NASCAR veteran Matt Kenseth, whose contract with Joe Gibbs Racing is up after this season, is in the market for a new ride, and Stewart-Haas Racing's Kurt Busch might be, too.
 
Both drivers, former Cup champions, have said they're not worried. But with NASCAR's popularity well down from what it was at the turn of the century and sponsorship dollars increasingly hard to come by, younger drivers are not cashing in like Jeff Gordon, Dale Earnhardt Jr. and Jimmie Johnson, to name a few.
 
"A lot of these young drivers are taking smaller contracts," Earnhardt said Saturday at Watkins Glen. "You've got to look at guys like myself. There's sort of been a major shift in how much drivers are getting paid." 
Earnhardt pointed to NASCAR's new charter system as having a telling effect. It ended the practice of disclosing winnings after races.
 
"A lot of these veteran drivers are getting paid multi-million dollars, and a lot of these guys coming in are getting a fraction of that," he said. "You've got a lot of young guys coming in being offered and accepting contracts that are a fifth to a tenth of what veterans are getting paid. And, that's money that can go into the team, you know? These sponsors aren't giving teams the money that they used to."
 
NASCAR Cup weekend at Watkins Glen was condensed into two days instead of the customary three, a move to give drivers and crews more time at home _ and to save money.
 
"Everybody's got to dial it back," Earnhardt said. "Everybody's got to realize that they have to accept some of that fallback and difference. And that's the same with the drivers' contracts. 
 
"It took a while, but when we had our major reset when the recession hit and everything sort of changed and the value of everything changed, the trickle-down effect, I think, is coming down through the drivers' contracts and it's making a big difference in the decisions these owners are making. You can't pay a driver five to eight million dollars a year if you ain't got but $10 million worth of sponsorship. That ain't going to work."
 
Earnhardt, who joked that sometime years ago he admitted to being overpaid, says he likes the transition the sport is undergoing.
 
"That's a shift that's going to be better for the sport and get those salaries into a realistic range for how much money we have from corporate America," he said. "All those things have to change, you know? Drivers' salaries included. Yeah, all those drivers out there in the garage are going to say that's easy for him to say.

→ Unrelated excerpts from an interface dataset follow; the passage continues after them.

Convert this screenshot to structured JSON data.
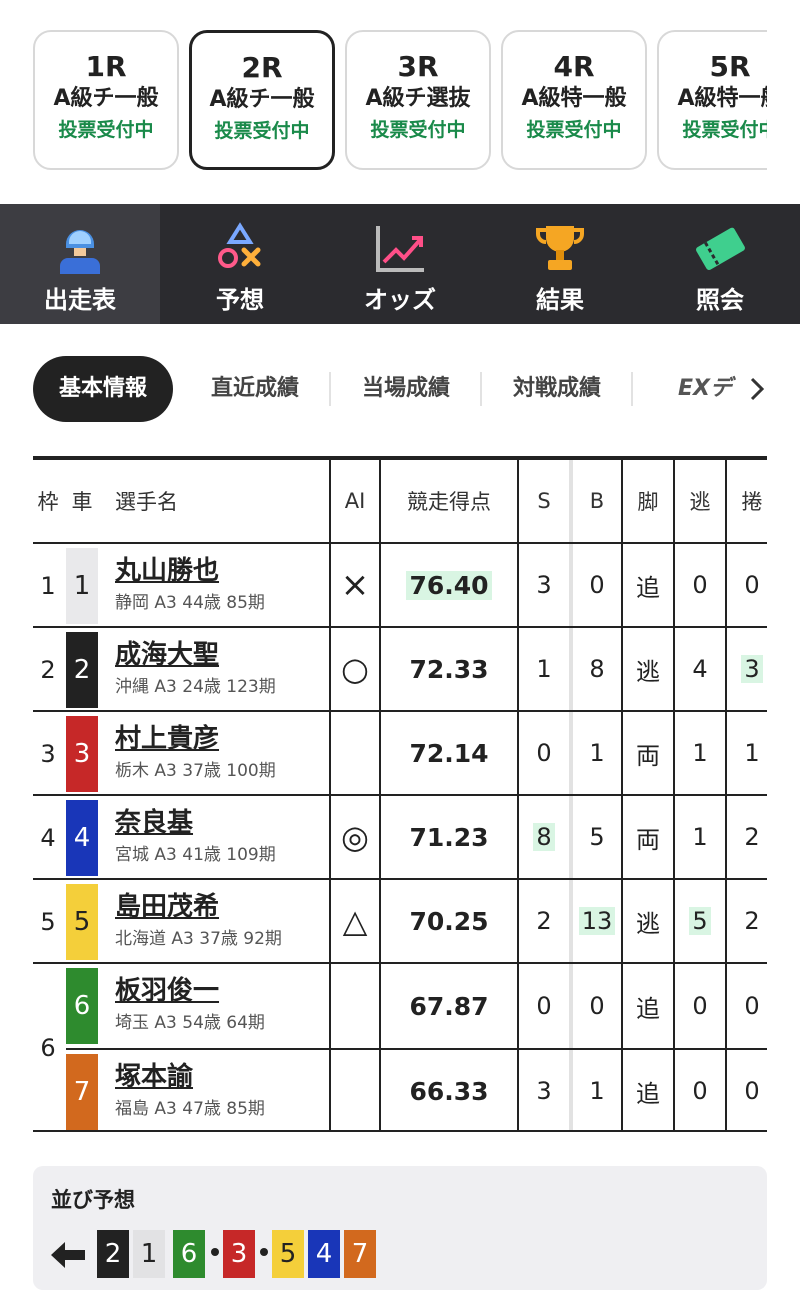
{
  "races": [
    {
      "num": "1R",
      "class": "A級チ一般",
      "status": "投票受付中",
      "active": false
    },
    {
      "num": "2R",
      "class": "A級チ一般",
      "status": "投票受付中",
      "active": true
    },
    {
      "num": "3R",
      "class": "A級チ選抜",
      "status": "投票受付中",
      "active": false
    },
    {
      "num": "4R",
      "class": "A級特一般",
      "status": "投票受付中",
      "active": false
    },
    {
      "num": "5R",
      "class": "A級特一般",
      "status": "投票受付中",
      "active": false
    }
  ],
  "nav": [
    {
      "label": "出走表",
      "icon": "racer-icon",
      "active": true
    },
    {
      "label": "予想",
      "icon": "prediction-icon",
      "active": false
    },
    {
      "label": "オッズ",
      "icon": "odds-chart-icon",
      "active": false
    },
    {
      "label": "結果",
      "icon": "trophy-icon",
      "active": false
    },
    {
      "label": "照会",
      "icon": "ticket-icon",
      "active": false
    }
  ],
  "subtabs": [
    {
      "label": "基本情報",
      "active": true
    },
    {
      "label": "直近成績",
      "active": false
    },
    {
      "label": "当場成績",
      "active": false
    },
    {
      "label": "対戦成績",
      "active": false
    },
    {
      "label": "EXデ",
      "active": false
    }
  ],
  "table": {
    "headers": {
      "waku": "枠",
      "car": "車",
      "name": "選手名",
      "ai": "AI",
      "score": "競走得点",
      "s": "S",
      "b": "B",
      "kyaku": "脚",
      "nige": "逃",
      "makuri": "捲"
    },
    "rows": [
      {
        "waku": "1",
        "car": "1",
        "name": "丸山勝也",
        "info": "静岡 A3 44歳 85期",
        "ai": "×",
        "score": "76.40",
        "s": "3",
        "b": "0",
        "kyaku": "追",
        "nige": "0",
        "makuri": "0"
      },
      {
        "waku": "2",
        "car": "2",
        "name": "成海大聖",
        "info": "沖縄 A3 24歳 123期",
        "ai": "○",
        "score": "72.33",
        "s": "1",
        "b": "8",
        "kyaku": "逃",
        "nige": "4",
        "makuri": "3"
      },
      {
        "waku": "3",
        "car": "3",
        "name": "村上貴彦",
        "info": "栃木 A3 37歳 100期",
        "ai": "",
        "score": "72.14",
        "s": "0",
        "b": "1",
        "kyaku": "両",
        "nige": "1",
        "makuri": "1"
      },
      {
        "waku": "4",
        "car": "4",
        "name": "奈良基",
        "info": "宮城 A3 41歳 109期",
        "ai": "◎",
        "score": "71.23",
        "s": "8",
        "b": "5",
        "kyaku": "両",
        "nige": "1",
        "makuri": "2"
      },
      {
        "waku": "5",
        "car": "5",
        "name": "島田茂希",
        "info": "北海道 A3 37歳 92期",
        "ai": "△",
        "score": "70.25",
        "s": "2",
        "b": "13",
        "kyaku": "逃",
        "nige": "5",
        "makuri": "2"
      },
      {
        "waku": "6",
        "car": "6",
        "name": "板羽俊一",
        "info": "埼玉 A3 54歳 64期",
        "ai": "",
        "score": "67.87",
        "s": "0",
        "b": "0",
        "kyaku": "追",
        "nige": "0",
        "makuri": "0"
      },
      {
        "waku": "",
        "car": "7",
        "name": "塚本諭",
        "info": "福島 A3 47歳 85期",
        "ai": "",
        "score": "66.33",
        "s": "3",
        "b": "1",
        "kyaku": "追",
        "nige": "0",
        "makuri": "0"
      }
    ]
  },
  "line_prediction": {
    "title": "並び予想",
    "sequence": [
      "2",
      "1",
      "6",
      "3",
      "5",
      "4",
      "7"
    ]
  },
  "colors": {
    "car1": "#e9e9eb",
    "car2": "#222222",
    "car3": "#c62828",
    "car4": "#1936b8",
    "car5": "#f4cf3a",
    "car6": "#2e8b2e",
    "car7": "#d2691e",
    "highlight": "#d9f5e3",
    "status_green": "#1a8a4a"
  }
}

Drivers are having to sort of understand that change is coming down the pike if it hasn't happened to them yet, it's going to happen to them. 
 
"And the young guys, they don't know any better. They want to race and they're taking whatever they can get."